BERLIN/BRUSSELS (Reuters) - The leaders of Germany, France and Greece’s international creditor institutions agreed late on Monday to work with “real intensity” in the coming days as they try to clinch a deal in debt negotiations with Athens.
Athens and its creditors from the euro zone countries and the International Monetary Fund are racing to hammer out a deal that would prevent the country from defaulting on its debt and potentially leaving the euro zone.
German Chancellor Angela Merkel hosted France’s Francois Hollande, Mario Draghi of the European Central Bank, European Commission chief Jean-Claude Juncker and IMF Managing Director Christine Lagarde for the late night talks in Berlin.
The leaders discussed the state of negotiations with Athens.
“They agreed that work must continue with real intensity,” a German government spokesman said after the talks in Berlin.
“The participants in the talks were in close contact in recent days and want this to remain the case in the coming days
both among themselves and of course with the Greek government.”
The euro zone has set a deadline of Friday to conclude the slow-moving talks to allow time for institutions and ministers to approve a deal and secure parliamentary backing to disburse frozen aid before Greece’s bailout expires at the end of June.
Athens is due to make a 300-million-euro ($327.93 million) repayment to the IMF on Friday amid growing doubts about its ability to meet all this month’s financial obligations.
Monday’s unexpected meeting came after Greek Prime Minister Alexis Tsipras fired a broadside at international creditors that officials said bore little resemblance to his private talks with EU leaders.
In an article in the French daily Le Monde, which European diplomats said appeared intended to show Greek voters how hard he was fighting, Tsipras accused the lenders of making “absurd proposals” and disregarding Greek democracy.
Officials close to the talks between Greece and the Commission, the ECB and IMF earlier dismissed market rumors of the imminent announcement of a deal.
One EU official said any offer from Greece’s creditors to Athens would not be framed as an ultimatum.
In a sign of in-fighting in Tsipras’ government as the negotiations near a crunch point, Greece’s nominee to represent it at the IMF was forced to withdraw on Monday following a backlash against her within the ruling leftist Syriza party.
Hard leftists in Syriza objected to the choice of Elena Panaritis, a former Socialist lawmaker and World Bank analyst, who they said had supported past Greek bailout programs.
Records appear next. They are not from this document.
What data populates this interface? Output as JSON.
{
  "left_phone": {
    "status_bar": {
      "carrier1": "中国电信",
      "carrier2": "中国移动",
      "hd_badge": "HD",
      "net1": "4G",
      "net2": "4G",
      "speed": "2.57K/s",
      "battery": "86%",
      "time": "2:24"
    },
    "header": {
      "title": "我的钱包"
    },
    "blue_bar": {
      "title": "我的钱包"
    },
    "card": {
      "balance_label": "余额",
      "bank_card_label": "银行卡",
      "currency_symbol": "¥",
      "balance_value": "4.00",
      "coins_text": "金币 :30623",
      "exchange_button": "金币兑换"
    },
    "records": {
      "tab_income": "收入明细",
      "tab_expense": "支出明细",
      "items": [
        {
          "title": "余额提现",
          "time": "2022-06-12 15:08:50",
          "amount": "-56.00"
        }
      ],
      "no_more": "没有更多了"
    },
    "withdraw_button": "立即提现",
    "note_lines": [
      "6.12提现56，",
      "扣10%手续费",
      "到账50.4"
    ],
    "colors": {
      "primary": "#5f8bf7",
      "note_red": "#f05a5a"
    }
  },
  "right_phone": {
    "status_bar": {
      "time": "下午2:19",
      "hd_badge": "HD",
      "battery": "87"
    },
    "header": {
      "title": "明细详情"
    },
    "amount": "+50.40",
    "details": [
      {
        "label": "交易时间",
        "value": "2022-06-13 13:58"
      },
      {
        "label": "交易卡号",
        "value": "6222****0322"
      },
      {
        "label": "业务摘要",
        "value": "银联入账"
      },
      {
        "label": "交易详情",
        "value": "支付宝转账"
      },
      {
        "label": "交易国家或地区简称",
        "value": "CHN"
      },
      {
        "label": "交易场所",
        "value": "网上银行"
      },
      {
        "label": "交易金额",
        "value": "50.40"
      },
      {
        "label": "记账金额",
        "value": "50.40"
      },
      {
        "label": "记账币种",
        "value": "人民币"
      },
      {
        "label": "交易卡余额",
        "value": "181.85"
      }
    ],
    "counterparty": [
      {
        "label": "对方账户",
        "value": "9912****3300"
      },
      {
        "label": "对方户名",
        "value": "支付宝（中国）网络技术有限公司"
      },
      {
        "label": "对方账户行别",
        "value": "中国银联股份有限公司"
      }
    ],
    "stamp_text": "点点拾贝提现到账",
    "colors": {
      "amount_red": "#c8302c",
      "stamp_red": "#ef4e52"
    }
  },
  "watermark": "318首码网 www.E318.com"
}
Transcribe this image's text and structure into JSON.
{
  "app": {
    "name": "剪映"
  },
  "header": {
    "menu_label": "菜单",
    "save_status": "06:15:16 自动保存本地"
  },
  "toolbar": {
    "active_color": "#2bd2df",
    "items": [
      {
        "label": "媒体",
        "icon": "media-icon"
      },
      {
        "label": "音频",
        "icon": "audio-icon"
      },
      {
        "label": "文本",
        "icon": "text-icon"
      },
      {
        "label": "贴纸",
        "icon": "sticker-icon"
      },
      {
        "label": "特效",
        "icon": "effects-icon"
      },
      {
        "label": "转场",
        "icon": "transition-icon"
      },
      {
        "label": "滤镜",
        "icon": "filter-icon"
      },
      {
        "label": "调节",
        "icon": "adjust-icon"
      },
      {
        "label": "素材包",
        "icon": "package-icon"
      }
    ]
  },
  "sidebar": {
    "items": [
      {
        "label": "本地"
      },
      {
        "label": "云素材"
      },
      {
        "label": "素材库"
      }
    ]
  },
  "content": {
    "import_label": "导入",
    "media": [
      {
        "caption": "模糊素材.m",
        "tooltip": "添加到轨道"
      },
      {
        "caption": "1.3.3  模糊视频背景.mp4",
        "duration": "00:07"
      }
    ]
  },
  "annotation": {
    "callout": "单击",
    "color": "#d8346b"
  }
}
Tsipras’ article in Le Monde was posted on the newspaper’s website before the leftist Greek leader held an hour-long telephone conference with Merkel and Hollande on Sunday, which a German spokesman said took place in a constructive atmosphere.
Referring to creditors’ demands for further pension cuts and rejection of restoring collective wage bargaining, Tsipras said they amounted to “the complete abolition of democracy in Europe” and the creation of a “technocratic monstrosity”.
Asked about the sharp contrast between the article’s defiant tone and his second teleconference with the EU’s senior leaders in four days, European diplomats said the public show of anger should not be taken too seriously.
“There is a negotiation going on which isn’t easy but is making progress,” said a diplomat familiar with the exchanges.
German EU Commissioner Guenter Oettinger told Die Welt newspaper there was still a chance of a deal this week, saying Greece had stopped paying suppliers and contractors weeks ago as cash runs out.
Commission chief Juncker has been trying to build bridges with Greece on the key outstanding issues of a primary budget surplus and pension and labor market reforms.
In a potential sign of progress, Die Welt reported that Tsipras was ready to discuss pension reforms.
Investors shed low-rated euro zone bonds on Monday due to uncertainties about the debt talks and Greece’s ability to make the IMF payment, although two euro zone sources said they expect Athens to pay the installment.
One euro zone official said it was less likely that Athens would be able to pay a second installment of 340 million euros on June 12 without a new injection of cash or a delay. It then owes 556 million euros on June 16 and another 340 million on June 19.
($1 = 0.9148 euros)
Additional reporting by Lefteris Papadimas and Renee Maltezou in Athens, Elizabeth Pineau in Paris and Andreas Rinke in Berlin; Writing by Paul Taylor and Paul Carrel; Editing by Angus MacSwan, Toni Reinhold